What Remains of Edith Finch review
Sometimes, in the aftermath of an unexpected bereavement, a family will leave their departed loved one’s bedroom unchanged for weeks, months, maybe even years. The preserved room serves as a walk-in memorial, a place to feel close to the departed (their beloved books heavy on the shelf, their smell soft on the pillow), to keep them in the present even as time shunts them ever further into the past. It’s a way to wrest control back from fate’s capriciousness: fortune may have taken this person from me, but I choose when to let them go.
The Finches, a family that came to America from Norway in 1937, have endured more unexpected bereavement than most. Tragedy has been so frequent a visitor to the Finches that they were once described as America’s “most unfortunate family.” In seven decades no fewer than ten Finches died in or near to the family home. In this way the house has become a warren of memorials: each of its bedrooms, studies and basements sit sealed in time, as if waiting for an occupant to return.
In 2016, one occupant does return: Edith Finch. Six years ago, believing theirs to be a localised curse confined to the house, Edith’s mother scooped up what remained of her family and fled. The house has since stood empty.
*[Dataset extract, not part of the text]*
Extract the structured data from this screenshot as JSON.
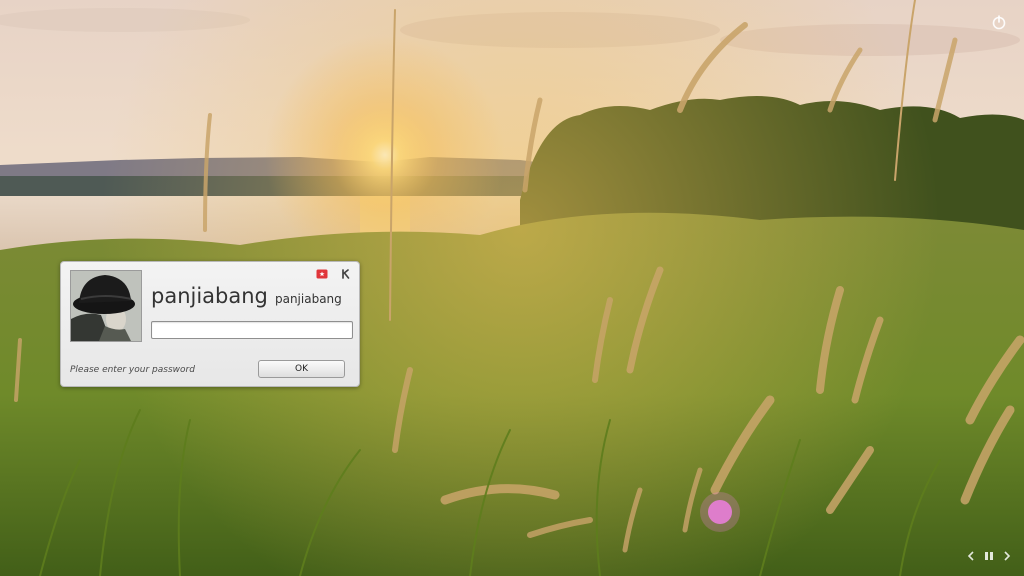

After inheriting the home, Edith, looking to confront or at very least face her family’s sad past, sets about unpicking its various locks and secrets. “Whatever’s wrong with this family,” she says, soon after she crawls through a kitchen cat flap to gain entry, “goes back a long way.”
Original Post By – Eurogamer